First of all, my mother expressed the wish to have a boxed-set containing the 3 Lord of the Rings books, but including the Hobbit. There are several versions out there, but they are not common.

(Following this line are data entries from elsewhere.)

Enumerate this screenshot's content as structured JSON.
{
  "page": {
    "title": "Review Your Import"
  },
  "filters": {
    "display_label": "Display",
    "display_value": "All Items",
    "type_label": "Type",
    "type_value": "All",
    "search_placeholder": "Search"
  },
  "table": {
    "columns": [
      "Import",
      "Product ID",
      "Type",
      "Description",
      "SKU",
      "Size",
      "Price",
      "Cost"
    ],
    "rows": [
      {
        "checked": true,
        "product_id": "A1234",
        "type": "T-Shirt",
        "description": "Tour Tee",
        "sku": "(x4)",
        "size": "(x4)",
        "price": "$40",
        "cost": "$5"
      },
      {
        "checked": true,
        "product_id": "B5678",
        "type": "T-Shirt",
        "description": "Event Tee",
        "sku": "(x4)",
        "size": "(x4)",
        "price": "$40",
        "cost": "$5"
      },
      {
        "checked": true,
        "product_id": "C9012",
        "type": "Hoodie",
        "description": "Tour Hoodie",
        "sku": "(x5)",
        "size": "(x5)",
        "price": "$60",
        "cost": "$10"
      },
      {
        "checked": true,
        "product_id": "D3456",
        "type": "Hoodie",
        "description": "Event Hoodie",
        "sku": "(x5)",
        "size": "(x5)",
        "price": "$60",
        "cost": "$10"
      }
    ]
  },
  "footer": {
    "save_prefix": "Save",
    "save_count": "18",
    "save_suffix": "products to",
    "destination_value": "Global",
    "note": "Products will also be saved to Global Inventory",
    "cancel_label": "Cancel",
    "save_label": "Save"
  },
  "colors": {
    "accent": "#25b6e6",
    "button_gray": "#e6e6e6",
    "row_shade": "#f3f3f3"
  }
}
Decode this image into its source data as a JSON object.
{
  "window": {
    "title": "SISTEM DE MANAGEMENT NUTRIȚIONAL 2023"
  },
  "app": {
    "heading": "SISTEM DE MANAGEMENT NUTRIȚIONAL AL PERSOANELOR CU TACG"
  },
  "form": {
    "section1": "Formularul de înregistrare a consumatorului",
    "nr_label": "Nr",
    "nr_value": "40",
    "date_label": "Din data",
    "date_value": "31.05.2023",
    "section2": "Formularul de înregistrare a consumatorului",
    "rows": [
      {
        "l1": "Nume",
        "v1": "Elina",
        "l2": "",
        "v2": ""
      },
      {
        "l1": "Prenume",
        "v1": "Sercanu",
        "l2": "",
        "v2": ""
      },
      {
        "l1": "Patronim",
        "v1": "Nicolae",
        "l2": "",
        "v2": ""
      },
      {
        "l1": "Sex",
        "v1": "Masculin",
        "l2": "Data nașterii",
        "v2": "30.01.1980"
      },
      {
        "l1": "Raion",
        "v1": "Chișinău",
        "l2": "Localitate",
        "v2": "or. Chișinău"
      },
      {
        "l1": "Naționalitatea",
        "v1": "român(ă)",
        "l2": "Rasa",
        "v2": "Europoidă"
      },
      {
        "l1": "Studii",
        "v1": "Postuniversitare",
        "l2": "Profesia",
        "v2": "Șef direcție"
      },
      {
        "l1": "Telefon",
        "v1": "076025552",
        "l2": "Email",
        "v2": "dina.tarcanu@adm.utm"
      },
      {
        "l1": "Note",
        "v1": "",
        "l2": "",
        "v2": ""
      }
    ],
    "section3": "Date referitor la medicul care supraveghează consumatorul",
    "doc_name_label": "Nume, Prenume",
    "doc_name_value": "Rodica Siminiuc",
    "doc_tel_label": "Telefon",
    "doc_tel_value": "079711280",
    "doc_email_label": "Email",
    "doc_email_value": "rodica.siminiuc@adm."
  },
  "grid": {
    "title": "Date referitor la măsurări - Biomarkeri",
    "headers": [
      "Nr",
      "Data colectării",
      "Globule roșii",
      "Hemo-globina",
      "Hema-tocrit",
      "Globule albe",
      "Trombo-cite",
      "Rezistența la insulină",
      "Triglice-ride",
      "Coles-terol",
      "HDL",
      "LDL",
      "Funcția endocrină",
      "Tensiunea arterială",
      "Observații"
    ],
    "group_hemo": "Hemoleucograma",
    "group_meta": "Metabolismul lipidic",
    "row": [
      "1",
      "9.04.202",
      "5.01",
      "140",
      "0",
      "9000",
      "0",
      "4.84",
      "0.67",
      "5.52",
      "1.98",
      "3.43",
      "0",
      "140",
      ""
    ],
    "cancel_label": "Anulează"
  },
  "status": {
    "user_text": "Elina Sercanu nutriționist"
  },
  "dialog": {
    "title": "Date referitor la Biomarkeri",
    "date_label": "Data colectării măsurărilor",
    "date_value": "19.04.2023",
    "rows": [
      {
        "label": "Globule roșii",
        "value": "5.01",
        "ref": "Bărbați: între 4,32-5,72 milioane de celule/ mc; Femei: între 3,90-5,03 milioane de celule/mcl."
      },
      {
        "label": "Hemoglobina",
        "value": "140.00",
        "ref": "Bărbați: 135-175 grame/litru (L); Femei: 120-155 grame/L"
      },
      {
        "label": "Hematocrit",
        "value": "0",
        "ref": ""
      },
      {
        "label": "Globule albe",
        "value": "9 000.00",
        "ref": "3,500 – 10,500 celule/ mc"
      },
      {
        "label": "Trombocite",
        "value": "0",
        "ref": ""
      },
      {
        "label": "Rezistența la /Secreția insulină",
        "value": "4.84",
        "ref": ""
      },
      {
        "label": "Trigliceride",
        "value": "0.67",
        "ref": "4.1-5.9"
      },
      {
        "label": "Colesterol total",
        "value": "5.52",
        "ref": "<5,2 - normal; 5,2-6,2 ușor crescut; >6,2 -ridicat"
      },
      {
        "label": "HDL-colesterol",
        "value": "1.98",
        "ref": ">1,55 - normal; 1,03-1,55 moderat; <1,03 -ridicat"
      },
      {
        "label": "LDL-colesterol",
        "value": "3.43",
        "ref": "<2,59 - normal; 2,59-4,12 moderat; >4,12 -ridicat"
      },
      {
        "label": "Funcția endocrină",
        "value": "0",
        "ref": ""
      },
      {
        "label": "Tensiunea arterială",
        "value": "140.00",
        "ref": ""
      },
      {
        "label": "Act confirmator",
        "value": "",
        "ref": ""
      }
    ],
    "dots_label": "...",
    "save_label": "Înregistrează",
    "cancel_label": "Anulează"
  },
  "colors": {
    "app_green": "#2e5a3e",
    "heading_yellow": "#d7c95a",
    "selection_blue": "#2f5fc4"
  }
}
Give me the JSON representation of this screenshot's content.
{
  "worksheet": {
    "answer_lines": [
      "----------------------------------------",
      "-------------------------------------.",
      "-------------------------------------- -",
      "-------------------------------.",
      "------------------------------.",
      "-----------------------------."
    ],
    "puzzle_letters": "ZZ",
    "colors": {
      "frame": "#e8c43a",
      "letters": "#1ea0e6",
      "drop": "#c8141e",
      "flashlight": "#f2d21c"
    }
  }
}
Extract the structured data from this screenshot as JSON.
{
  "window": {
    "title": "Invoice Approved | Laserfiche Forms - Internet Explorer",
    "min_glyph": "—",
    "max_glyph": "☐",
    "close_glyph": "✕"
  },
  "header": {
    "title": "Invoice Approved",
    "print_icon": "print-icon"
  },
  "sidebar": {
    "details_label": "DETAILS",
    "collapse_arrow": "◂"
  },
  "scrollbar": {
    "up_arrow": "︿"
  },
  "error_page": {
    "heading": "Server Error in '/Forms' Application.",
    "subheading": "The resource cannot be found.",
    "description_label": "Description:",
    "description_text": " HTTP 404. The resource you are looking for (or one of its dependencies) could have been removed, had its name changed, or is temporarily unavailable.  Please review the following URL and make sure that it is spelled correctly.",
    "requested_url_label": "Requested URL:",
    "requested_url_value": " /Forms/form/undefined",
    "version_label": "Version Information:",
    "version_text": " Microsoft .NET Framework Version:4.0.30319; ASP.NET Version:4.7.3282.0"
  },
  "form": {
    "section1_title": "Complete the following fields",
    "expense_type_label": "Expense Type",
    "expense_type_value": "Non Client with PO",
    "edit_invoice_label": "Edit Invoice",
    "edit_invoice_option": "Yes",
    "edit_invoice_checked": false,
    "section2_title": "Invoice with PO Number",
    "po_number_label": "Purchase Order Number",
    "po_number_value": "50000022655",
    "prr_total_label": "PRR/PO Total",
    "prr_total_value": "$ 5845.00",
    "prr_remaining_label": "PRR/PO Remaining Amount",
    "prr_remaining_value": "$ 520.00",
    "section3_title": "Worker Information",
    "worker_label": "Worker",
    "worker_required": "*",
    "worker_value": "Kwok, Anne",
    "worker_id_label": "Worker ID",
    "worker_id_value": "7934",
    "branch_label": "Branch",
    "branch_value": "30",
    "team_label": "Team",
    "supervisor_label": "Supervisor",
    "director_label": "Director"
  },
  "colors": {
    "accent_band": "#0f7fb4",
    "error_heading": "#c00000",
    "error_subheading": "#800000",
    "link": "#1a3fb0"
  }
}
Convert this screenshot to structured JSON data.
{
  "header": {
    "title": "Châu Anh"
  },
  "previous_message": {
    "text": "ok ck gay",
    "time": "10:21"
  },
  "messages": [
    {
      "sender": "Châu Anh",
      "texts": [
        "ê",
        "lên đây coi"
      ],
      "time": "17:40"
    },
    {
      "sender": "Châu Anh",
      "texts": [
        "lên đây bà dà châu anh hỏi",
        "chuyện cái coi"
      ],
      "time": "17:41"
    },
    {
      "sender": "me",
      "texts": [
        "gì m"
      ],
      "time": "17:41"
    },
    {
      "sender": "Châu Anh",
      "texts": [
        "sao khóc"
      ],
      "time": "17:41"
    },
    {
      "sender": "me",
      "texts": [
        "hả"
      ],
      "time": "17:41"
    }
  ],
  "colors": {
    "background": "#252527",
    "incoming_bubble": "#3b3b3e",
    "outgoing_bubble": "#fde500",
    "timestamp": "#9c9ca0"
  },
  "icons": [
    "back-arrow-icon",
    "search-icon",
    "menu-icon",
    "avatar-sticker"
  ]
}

I chose the 1999 released 4-book boxed hardcover set by HarperCollins, ISBN 0007105029, featuring illustrations by Alan Lee

To complete my own collection, I knew I needed the complete 12-volume collection “The History of Middle Earth”. This consists of the following books:

 1. The Book of Lost Tales 1 (1983)
2. The Book of Lost Tales 2 (1984)
3. The Lays of Beleriand (1985)
4. The Shaping of Middle-earth (1986)
5. The Lost Road and Other Writings (1987)
6. The Return of the Shadow (The History of The Lord of the Rings v.1) (1988)
7. The Treason of Isengard (The History of The Lord of the Rings v.2) (1989)
8. The War of the Ring (The History of The Lord of the Rings v.3) (1990)
9. Sauron Defeated (includes The History of The Lord of the Rings v.4) (1992)
10. Morgoth’s Ring (The Later Silmarillion v.1) (1993)
11. The War of the Jewels (The Later Silmarillion v.2) (1994)
12. The Peoples of Middle-earth (1996)


The History of Middle-earth: Index (2002).

There are fewer versions of this to choose from, and amongst those for sale, are the wonderful 3-volume collectors edition tomes, but more or less unaffordable, at around 500 pounds each.

I went for basically the same 3 books, but the non-collectors edition versions of the same publication.

The Complete History of Middle-Earth : Part 1 

The Complete History of Middle-Earth: Part1
Contains the first 5 volumes


The Complete History of Middle-Earth: Part 2

The Complete History of Middle-Earth: Part 2
Contains the volumes 6 though 9

The Complete History of Middle-Earth: Pt. 3

The Complete History of Middle-Earth: Part 3
Contains the volumes 10 to 12

Not included in this set (i believe) is the Index to the books released in 2002

The History of Middle-earth: Index

The History of Middle Earth: Index

To round of the collection, I wanted a good color atlas of all the Middle-earth maps. Again there are several to choose from, I went with the 2002 Houghton Mifflin revised addition by Karen Fonstad. I would have preferred the hardcover edition, but it doesn’t appear to be available.

The Atlas of Middle Earth

The Atlas of Middle-Earth (paperback)

And finally, from a lore-perspective, one should have the The Unfinished Tales.

“a collection of stories and essays by J. R. R. Tolkien that were never completed during his lifetime, but were edited by his son Christopher Tolkien and published in 1980.”

Unfinished Tales of Numenor and Middle-Earth

Unfinished Tales of Numenor and Middle-Earth (Paperback)

I ordered this paperback version because its contains the nicest cover.


Sometime in the future, I shall need to buy my own, proper, hardcover versions of the Lord of the Rings, the Silmarillion and the Children of Hurin. I don’t yet know which version I shall get of those. I love the illustrated versions and anything with Alan Lee is pretty much a done deal for me. However, I may one day fork up the $dollar required for this limited edition box set, if it is still available at the time.


#CLP0006 – The J.R.R. Tolkien Deluxe Edition Collection: The Children of Hurin, The Silmarillion, The Hobbit and The Lord of the Rings – € 400,-

If I want to get that one, I will have to do it in the next year or sooner, as its a 500 volume run only, and I am surprised they are still selling it.

So, I hope with these purchases to have erased my shame in not having familiarized myself with Tolkien long ago 😉
I can, once I have actually read the stuff, and read it again, walk proudly amongst my fellow geek and share the occasional inside quote.